July 14th, 2017
If you can’t tell by the title, I had the most incredible experience on Wednesday at the Greater Accra Regional Hospital at Ridge and quite honestly I’m still pinching myself making sure it wasn’t a dream. My rotation was in the obstetrics surgical theatre to watch cesarean sections be performed, which is an incredible opportunity in and of itself. I was able to watch a C-section from start to finish for a variety of circumstances, either scheduled due to failure to progress naturally or previous C-sections with prior pregnancies, and even an emergency case due to the mother having pre-eclampsia, which puts the baby at risk so immediate delivery is necessary. I would watch and listen as the surgeon described each layer that he was going through at that point in time and ask questions to have a deeper grasp of what the process entails. It was such an amazing opportunity to see a glimpse of new life coming into the world and learning things that I never knew along the way, such as seeing the placenta with my own eyes and realizing it is much bigger and more intricate than I’ve ever learned in a classroom or imagined in my mind. This is how the first two cesarean sections went: watching the process of anesthetic be given, incisions being made, the baby being delivered, cleaning up, and then suturing everything back up. In between surgeries the theatre would have to be cleaned and the next patient would have to be prepped so I would wait in the main theatre area where the mothers are kept post-op and chat with the nurses and doctors in the meantime. What happened next is where things get even better.

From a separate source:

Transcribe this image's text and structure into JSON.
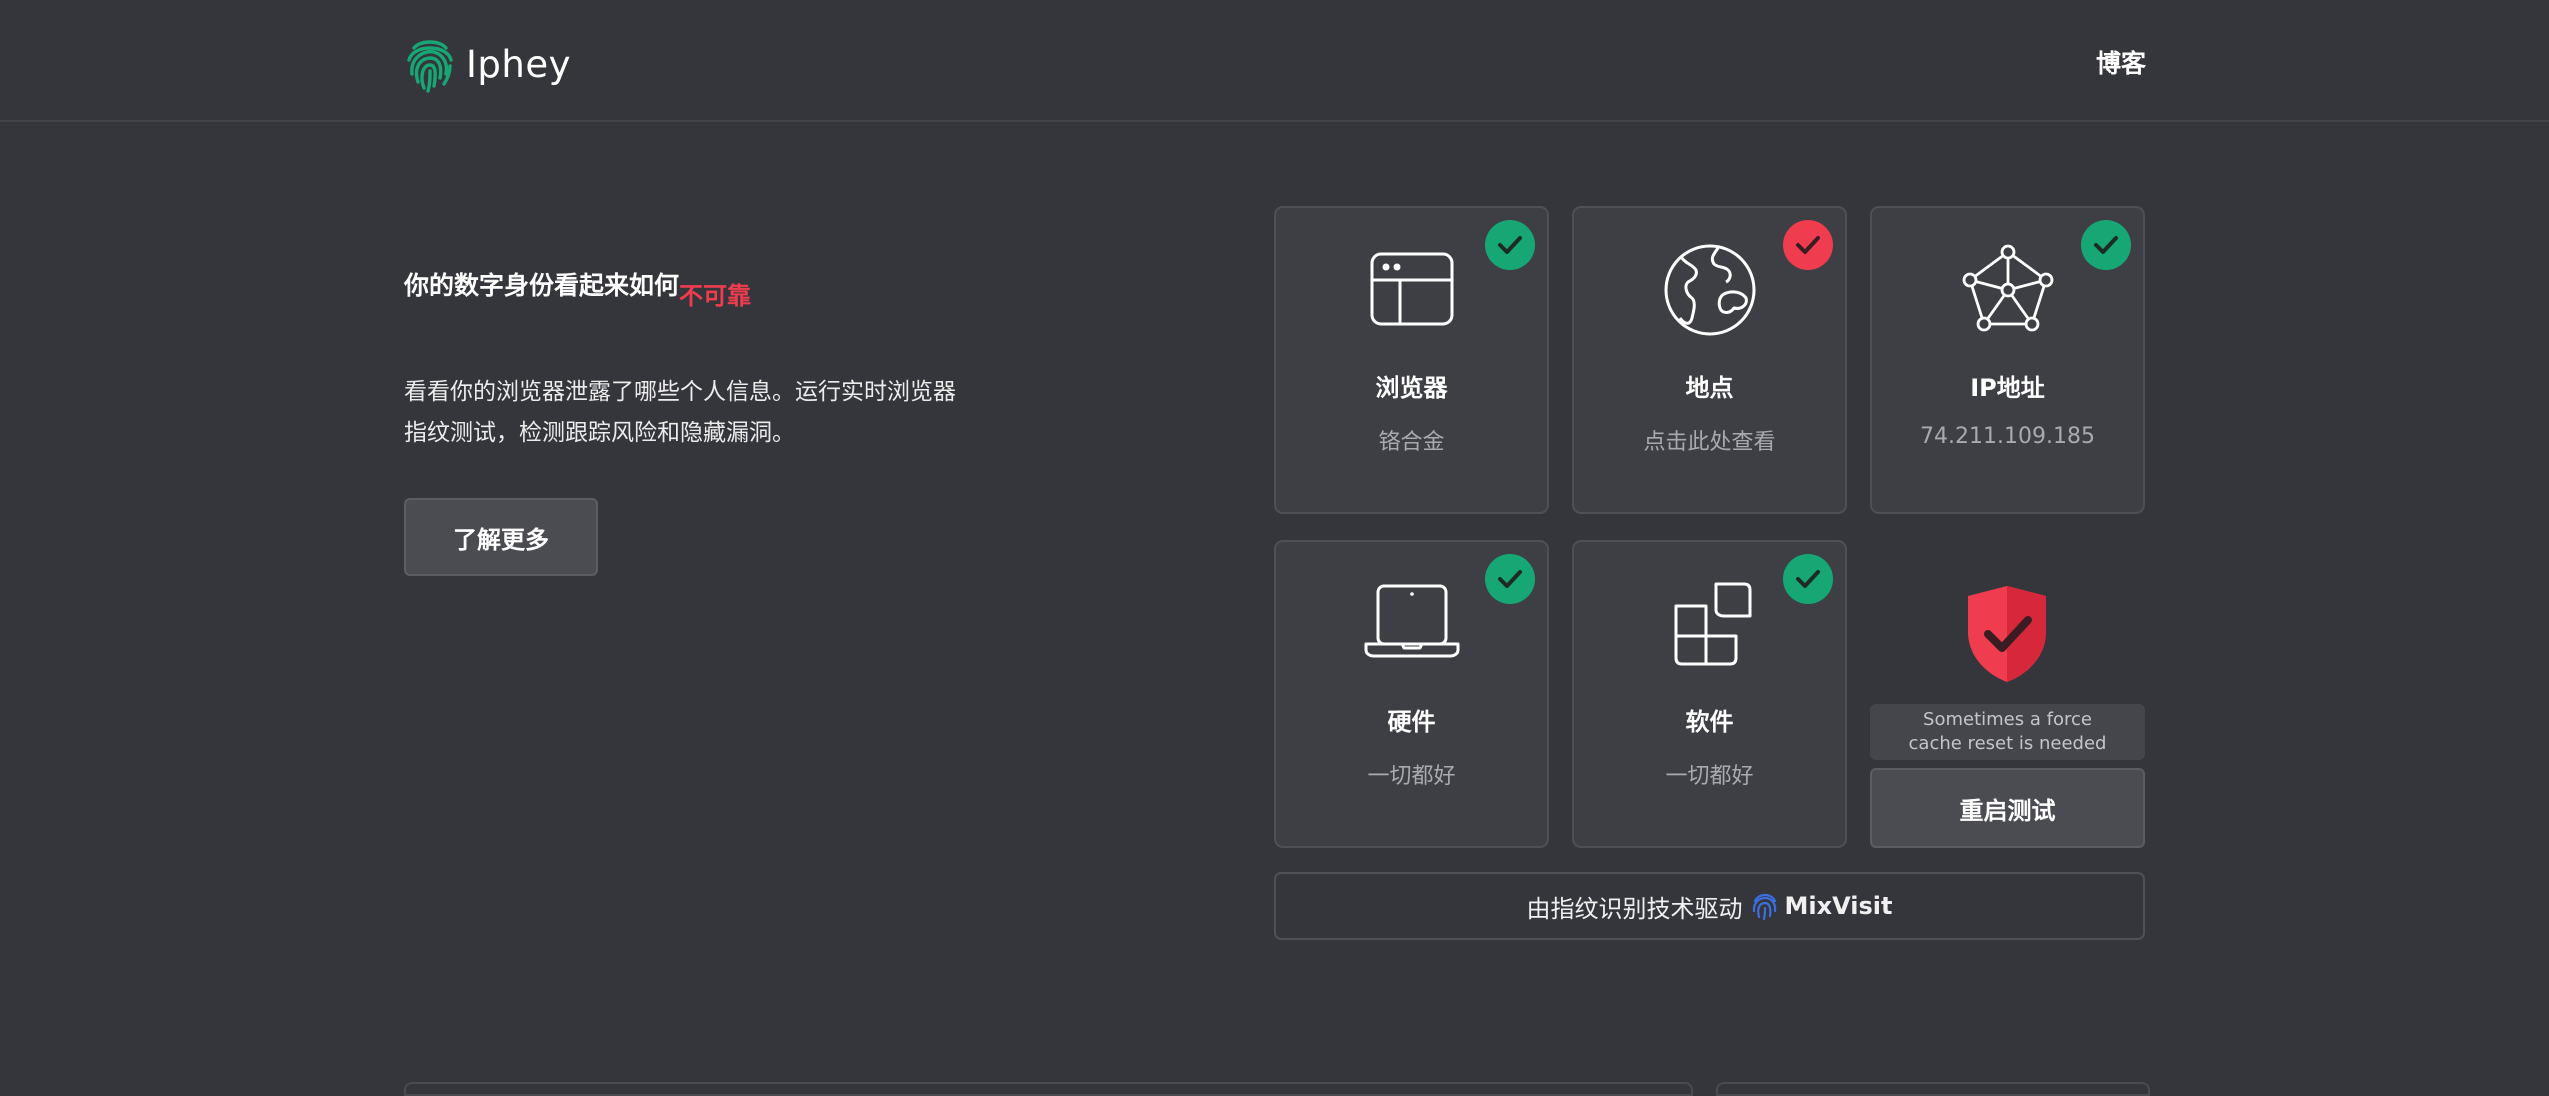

During my time chatting in the main area waiting for the next surgery to observe I met Dr. Kubi, one of the obstetric surgeons that was rotating doing the Cesarean sections for the day. We briefly talked about what my plans at the hospital were for the week and how I would be in the operating room during the day. He asked if our group was just observing or if we were getting involved and I told him that if he was willing to let me get involved then I would be more than happy to. Next thing I know it’s half an hour later and in walks Dr. Kubi, introducing us to the surgeon and surgical assistant currently working, telling us to pay attention to this surgery because it will be me that’s assisting on the next one. Right on cue just as the C-section is almost complete, he walks in and asks if I’m ready to go and of course I say “yes!”. I follow him to the wash station where I get all suited up with surgical boots and apron and learn how to properly scrub in. This is when it hits me that this is really happening. I followed Dr. Kubi and the surgical assistant into the theatre where they gown and glove me and next thing I know I’m right across the table from the surgeon with my hands on the patient, ready to assist in a cesarean section surgery. I had gauze in hand ready to clear the field while he made incisions through the multiple layers and held back the metal clamps until he got down to the uterus where the magic happens. A small incision and a few seconds later there was a perfect baby girl breathing her very first breaths. I never knew that the uterus is completely taken out of the stomach cavity after delivery to clean it out and suture it up before being put back in. Not only did I get to witness this firsthand, I got to hold the uterus while the surgeon sutured the patient back up…I mean WOW. I told Dr. Kubi that this was the best day of my life and he replied in classic Ghanaian fashion, “Are you sure?”. Oh, I’m 100% sure…never in a million years did I think that I would get this experience but I’m so thankful that I did. His reply, “Well good, I’m glad you learned something”.
I learned something and then some, not only today but throughout my entire experience in Ghana over the last month. I’ve been able to witness inventiveness with the most limited of resources and a determination to save patients no matter what it takes. I’ve also learned a lot about myself and my own passions and strengths that have encouraged me to continue pursuing my dreams for a future career in a field that I love and I’m reassured that I’m heading in the right direction. I’ve learned that there’s truly nothing like experiential learning and doing something yourself will always make you have a greater understanding and appreciation for it than just learning about it in passing. I’ve learned that willpower, hard work, and adaptability go a long way in life and you’ll never regret putting in your best effort. I’ve learned that there’s so much out there to see and experience and that what we are accustomed to isn’t all that’s out there. I’ve learned to never give up on your dreams and appreciate the support that helps you get where you’re aiming. So on that note – thank you, thank you, thank you to everyone who has helped me get to Ghana to have the experience of a lifetime. You are so appreciated and I can’t tell you enough how much your support means to me. I can’t wait to see y’all so soon and continue sharing other amazing stories like this one.
How the end of our time at Ridge and this program helped me narrow my focus
Finding the light in situations where the resources are limited.
A story about how my first OR experience changed the trajectory of my future
How I was able to see myself in the hospital setting.
How coming all the way to Ghana showed me where my passion is